Columbus remains a very elusive figure in world history, largely due to what Tony Horowitz describes as Columbus’s own myth perpetuation.  He has been known to doctor his own journals and other documentation.  In his book A Voyage Long and Strange: Redicovering the New World, Horowitz observes:

Like most Americans, I’d never given [the fact that 42 cities are named after Columbus] a second thought — until I tracked Columbus’s path on a nautical chart pinned to my office wall.  Only then did it occur to me that the nation’s capital and a host of other sites across the land are named for a man who never set foot on this continent.

And that’s to say nothing of his vile treatment of native peoples.  Horowitz simply reports: “Modern critics of Columbus reverse the traditional narrative.  They focus on his troubled later voyages, and the horrors that followed in his wake, to cast the Genoese as a genocidal figure.  Columbus didn’t discover America; he destroyed it.”

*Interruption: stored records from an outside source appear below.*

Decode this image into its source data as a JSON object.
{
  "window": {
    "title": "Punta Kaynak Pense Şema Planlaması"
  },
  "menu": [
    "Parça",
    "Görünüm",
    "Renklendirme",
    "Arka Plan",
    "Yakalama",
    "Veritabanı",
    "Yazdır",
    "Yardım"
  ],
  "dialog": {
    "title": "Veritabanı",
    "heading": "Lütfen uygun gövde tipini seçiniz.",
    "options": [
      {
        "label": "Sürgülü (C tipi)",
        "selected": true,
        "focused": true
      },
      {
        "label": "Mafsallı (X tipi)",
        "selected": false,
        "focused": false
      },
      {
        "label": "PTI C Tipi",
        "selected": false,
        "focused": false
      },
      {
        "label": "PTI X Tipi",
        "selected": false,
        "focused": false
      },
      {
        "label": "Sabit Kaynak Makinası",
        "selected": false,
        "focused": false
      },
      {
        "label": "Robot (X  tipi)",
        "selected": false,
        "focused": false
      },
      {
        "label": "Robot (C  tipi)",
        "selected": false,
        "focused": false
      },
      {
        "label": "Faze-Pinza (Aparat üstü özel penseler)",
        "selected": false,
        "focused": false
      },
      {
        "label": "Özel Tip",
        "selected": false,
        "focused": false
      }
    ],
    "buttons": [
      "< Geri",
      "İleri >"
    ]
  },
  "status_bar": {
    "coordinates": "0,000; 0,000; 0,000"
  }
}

So a modest proposal, on this ill conceived holiday: look into your local native peoples, educate yourselves and your children and celebrate them.  Here in Montclair, it was the Lenni Lenape, or Delaware, named for the river by which many of them lived.   They lived in harmony in a communal spirit, working together in peace on shared lands in shared dwellings.  Their chiefs or sachems were chosen for their wisdom, their upstanding behavior, their honesty and skill in speaking.  They were also lauded for their spiritual knowledge and cultural awareness.

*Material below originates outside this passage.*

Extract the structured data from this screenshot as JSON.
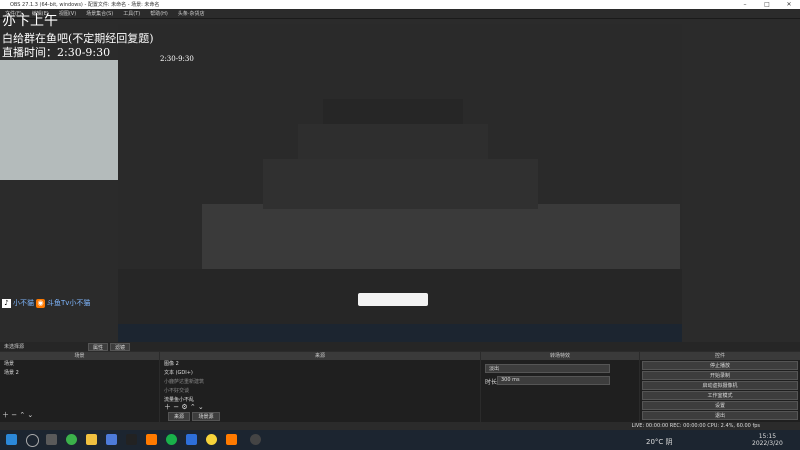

Their creation story is one of a tortoise in the middle of a body of water, whose enormous back came forth higher and higher and made the earth.  The water around it became the seas.  Upon the tortoise sprouted a tree, and from the roots of this tree grew the first man and woman, literally born of the earth.  The earth is seen as their original mother / father god, and a logical explanation of their respect for the land: their spiritual connection to it rather than its ownership.

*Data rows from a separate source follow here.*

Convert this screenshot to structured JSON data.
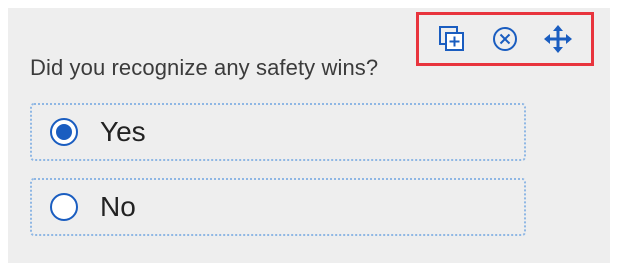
{
  "toolbar": {
    "icons": [
      "duplicate-icon",
      "remove-icon",
      "move-icon"
    ]
  },
  "question": {
    "text": "Did you recognize any safety wins?"
  },
  "options": [
    {
      "label": "Yes",
      "selected": true
    },
    {
      "label": "No",
      "selected": false
    }
  ],
  "colors": {
    "accent": "#1a5dc0",
    "highlight_border": "#e8343d",
    "option_border": "#8fb7e4",
    "card_background": "#eeeeee"
  }
}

Benjamin West’s 1771 painting of William Penn’s 1682 treaty with the Lenape.

They lived in peace during the 17th century, legend has it, with WIlliam Penn, the founder of the Pennsylvania colony and a man who reportedly treated the Lenni Lenape / Delawares with honesty and fairness.  But just a generation later, the colonists shamefully displaced them.  The Walking Purchase, where on 25 August 1737, the Lenapes were forced from their homes once thought protected by Penn himself, and evicted to points west, then known as Wyoming, now Wilkes-Barre, Pennsylvania.  The heart breaking description of Pennsylvania’s own Trail of Tears includes note of “a number of Nanticoke refugees passing by on their way to Wyoming.  They had come from the original homes on the Eastern Shore of Maryland and were carrying the bones of their dead in their arms so that they would not have to leave them behind.” (Josephy, Alvin M., Jr.500 Nations: An Illustrated History of North American Indians. 1st ed. New York, Alfred A. Knopf 1994).

There is one person in Pennsylvania who is trying to right this old wrong: Carol Galantino, who died of Leukemia in West Chester, Pennsylvania, left 12 acres of “fertile flood plain covered with grass, wild rose bushes and goldenrod” to the Lenni Lenape.  A Washington Post article published just after her death reports more on the neighborhood feud that ensued after Galantino’s act of good will, mainly over a wall that was erected to protect the indians recovered property.  But Galantino was firm: the discovery of arrow heads on her property were proof that it wasn’t really hers to begin with.

Montclair townspeople will likely not follow in the radical steps of Carol Galantino.  But acknowledgement of the Lenni Lenape’s presence is a good start.  Columbus Day is the perfect time, a day that falls around the harvest, when native peoples helped European settlers survive the long winter.  It is a day that should have been reserved to celebrate our ancient origins rather than our more politically powerful ones.